This year, as well as Boltardy, I’m growing Detroit 2, a popular variety with a rich maroon colouring and a good flavour, and Burpees Golden, a golden coloured beetroot which keeps its colour when cooked.
How to grow beetroot
As well as offering a huge selection of colourful varieties, beetroot is very easy to grow.
If space is tight, it’s possible to grow a crop in containers too – here’s a video of the result of growing 10 beetroots in one pot from Home Grown Veg.
Home Grown Veg – YouTube
Beetroot seeds can be sown directly in shallow drills from March. When the seedlings reach 1 inch high, thin the plants out to a distance of 4 inches apart.
Water during dry periods and keep on top of weeds, especially when seedlings are small.
Make a final sowing of beetroot in early July for a harvest in September.
Growing in modules
Beetroot works very well in modules. The benefit is the easier management of seedlings.
If growing ‘Boltardy‘, an earlier crop is possible by starting seedlings off in modules undercover from late February/early March. One tip is to grow them in smaller modules and transplant when the seedlings are well established – otherwise it can be a bit fiddly.
A word on Pickling
I’m sure having contended with the pretty overpowering vinegar taste of jars of commercially available pickled beetroot, I feel sure I should get some frowned faces if declare that I’m rather partial to a forkful of the stuff. However, before you click away in disgust, I’m talking about homemade pickled beetroot.
A delicious recipe for pickling beetroot can be found in one of my favourite books on home preserves written by Jill Nice.

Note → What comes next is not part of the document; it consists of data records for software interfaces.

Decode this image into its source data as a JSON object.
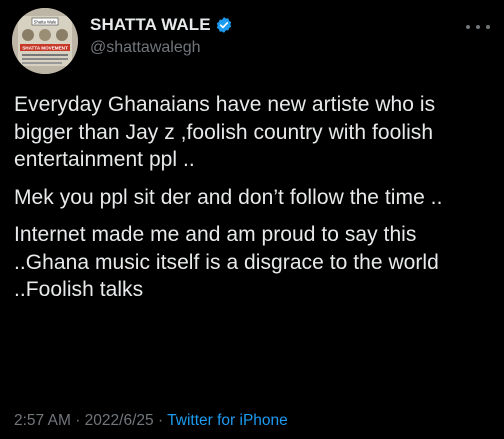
{
  "user": {
    "display_name": "SHATTA WALE",
    "handle": "@shattawalegh",
    "avatar_text_top": "Shatta Wale",
    "avatar_text_mid": "SHATTA MOVEMENT"
  },
  "tweet": {
    "paragraphs": [
      "Everyday Ghanaians have new artiste who is bigger than Jay z ,foolish country with foolish entertainment ppl ..",
      "Mek you ppl sit der and don’t follow the time ..",
      "Internet made me and am proud to say this ..Ghana music itself is a disgrace to the world ..Foolish talks"
    ],
    "time": "2:57 AM",
    "date": "2022/6/25",
    "separator": "·",
    "source": "Twitter for iPhone"
  },
  "colors": {
    "background": "#000000",
    "text": "#e7e9ea",
    "secondary": "#71767b",
    "accent": "#1d9bf0"
  },
  "icons": {
    "verified": "verified-badge-icon",
    "more": "more-options-icon"
  }
}
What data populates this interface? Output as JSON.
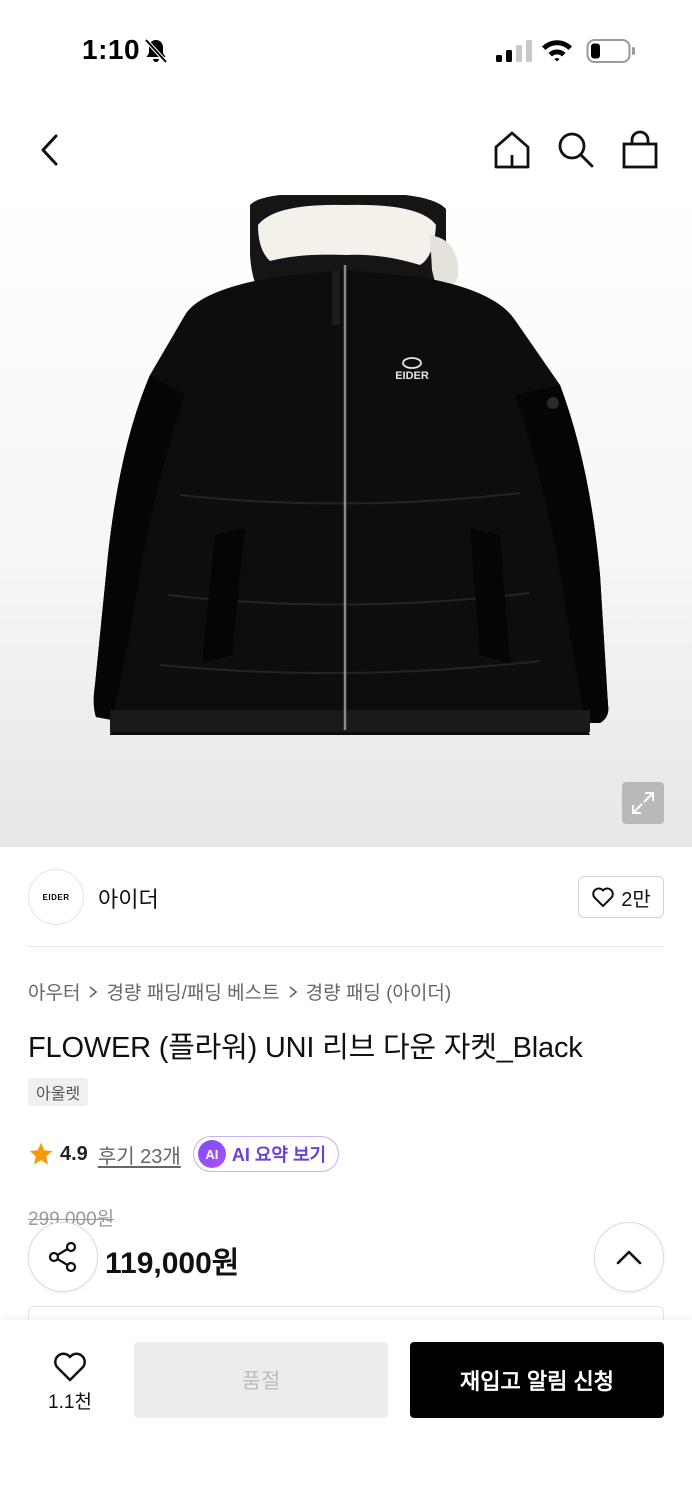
{
  "status_bar": {
    "time": "1:10"
  },
  "brand": {
    "name": "아이더",
    "logo_text": "EIDER",
    "likes": "2만"
  },
  "breadcrumb": [
    "아우터",
    "경량 패딩/패딩 베스트",
    "경량 패딩 (아이더)"
  ],
  "product": {
    "title": "FLOWER (플라워) UNI 리브 다운 자켓_Black",
    "tag": "아울렛",
    "jacket_logo_text": "EIDER",
    "rating": "4.9",
    "reviews": "후기 23개",
    "ai_badge": "AI",
    "ai_summary": "AI 요약 보기",
    "original_price": "299,000원",
    "sale_price": "119,000원"
  },
  "bottom_bar": {
    "wish_count": "1.1천",
    "soldout_label": "품절",
    "restock_label": "재입고 알림 신청"
  },
  "icons": [
    "mute-icon",
    "signal-icon",
    "wifi-icon",
    "battery-icon",
    "back-icon",
    "home-icon",
    "search-icon",
    "shopping-bag-icon",
    "expand-icon",
    "heart-icon",
    "chevron-right-icon",
    "star-icon",
    "share-icon",
    "chevron-up-icon"
  ],
  "colors": {
    "accent_purple": "#6b3fd8",
    "star": "#f59a0c",
    "primary_button": "#000000",
    "disabled_button": "#ececec"
  }
}
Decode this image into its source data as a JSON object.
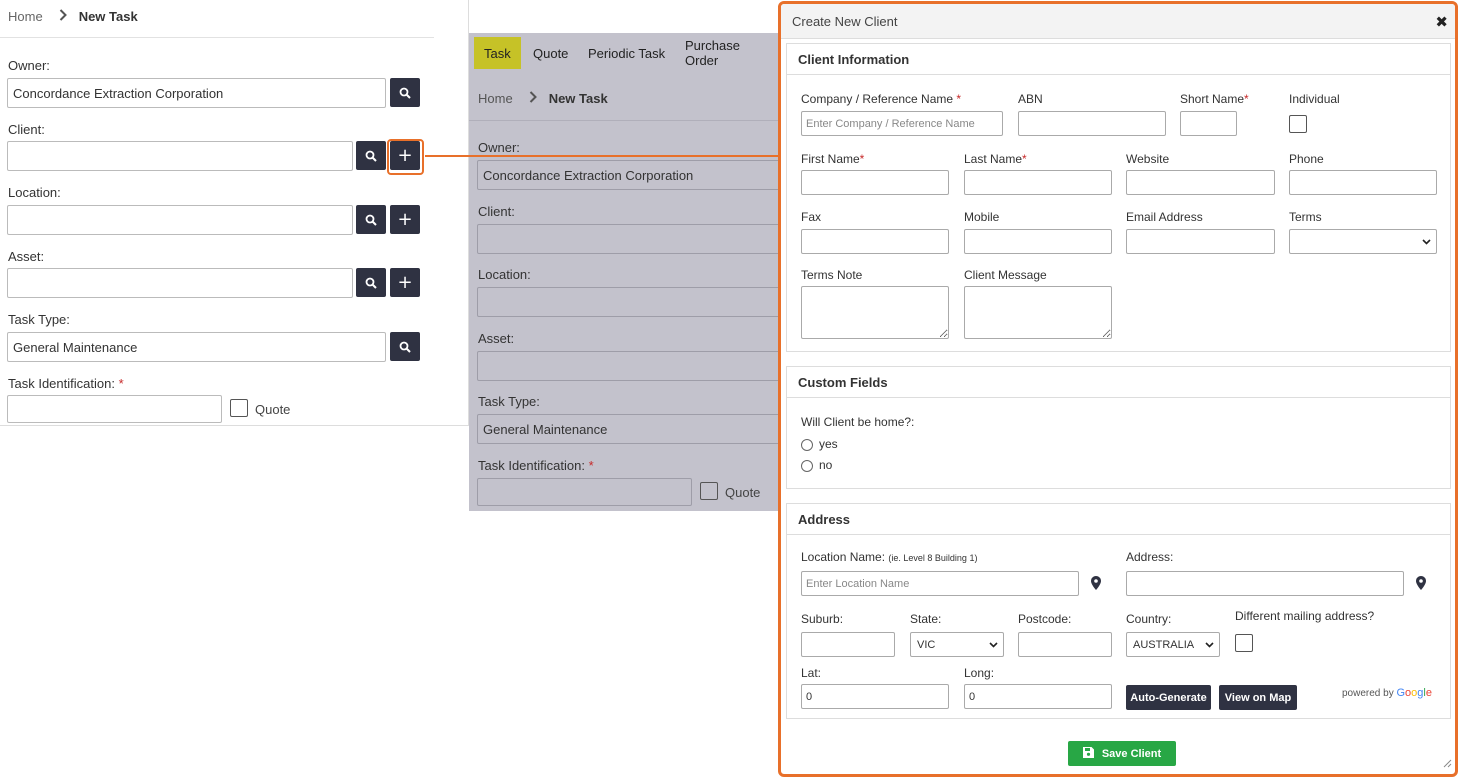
{
  "left_form": {
    "breadcrumb": {
      "home": "Home",
      "current": "New Task"
    },
    "owner": {
      "label": "Owner:",
      "value": "Concordance Extraction Corporation"
    },
    "client": {
      "label": "Client:",
      "value": ""
    },
    "location": {
      "label": "Location:",
      "value": ""
    },
    "asset": {
      "label": "Asset:",
      "value": ""
    },
    "task_type": {
      "label": "Task Type:",
      "value": "General Maintenance"
    },
    "task_identification": {
      "label": "Task Identification:",
      "required_mark": "*",
      "value": ""
    },
    "quote_label": "Quote",
    "plus_symbol": "+"
  },
  "background_form": {
    "tabs": [
      "Task",
      "Quote",
      "Periodic Task",
      "Purchase Order"
    ],
    "active_tab": "Task",
    "breadcrumb": {
      "home": "Home",
      "current": "New Task"
    },
    "owner": {
      "label": "Owner:",
      "value": "Concordance Extraction Corporation"
    },
    "client": {
      "label": "Client:"
    },
    "location": {
      "label": "Location:"
    },
    "asset": {
      "label": "Asset:"
    },
    "task_type": {
      "label": "Task Type:",
      "value": "General Maintenance"
    },
    "task_identification": {
      "label": "Task Identification:",
      "required_mark": "*"
    },
    "quote_label": "Quote"
  },
  "modal": {
    "title": "Create New Client",
    "close_symbol": "✖",
    "client_information": {
      "title": "Client Information",
      "company_label": "Company / Reference Name",
      "company_required": "*",
      "company_placeholder": "Enter Company / Reference Name",
      "abn_label": "ABN",
      "short_name_label": "Short Name",
      "short_name_required": "*",
      "individual_label": "Individual",
      "first_name_label": "First Name",
      "first_name_required": "*",
      "last_name_label": "Last Name",
      "last_name_required": "*",
      "website_label": "Website",
      "phone_label": "Phone",
      "fax_label": "Fax",
      "mobile_label": "Mobile",
      "email_label": "Email Address",
      "terms_label": "Terms",
      "terms_value": "",
      "terms_note_label": "Terms Note",
      "client_message_label": "Client Message"
    },
    "custom_fields": {
      "title": "Custom Fields",
      "question": "Will Client be home?:",
      "options": [
        "yes",
        "no"
      ]
    },
    "address": {
      "title": "Address",
      "location_name_label": "Location Name:",
      "location_name_hint": "(ie. Level 8 Building 1)",
      "location_name_placeholder": "Enter Location Name",
      "address_label": "Address:",
      "suburb_label": "Suburb:",
      "state_label": "State:",
      "state_value": "VIC",
      "postcode_label": "Postcode:",
      "country_label": "Country:",
      "country_value": "AUSTRALIA",
      "mailing_label": "Different mailing address?",
      "lat_label": "Lat:",
      "lat_value": "0",
      "long_label": "Long:",
      "long_value": "0",
      "auto_generate_label": "Auto-Generate",
      "view_map_label": "View on Map",
      "powered_by": "powered by",
      "google": {
        "g1": "G",
        "g2": "o",
        "g3": "o",
        "g4": "g",
        "g5": "l",
        "g6": "e"
      }
    },
    "save_label": "Save Client"
  },
  "colors": {
    "highlight": "#e8702a",
    "dark_button": "#2f3242",
    "active_tab": "#c6c227",
    "save_button": "#28a745",
    "required": "#c62828"
  }
}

Are you growing beetroot? I’d love to hear what varieties you recommend. If you have a favourite recipe for beetroot, let me know in the comments below or over on Facebook.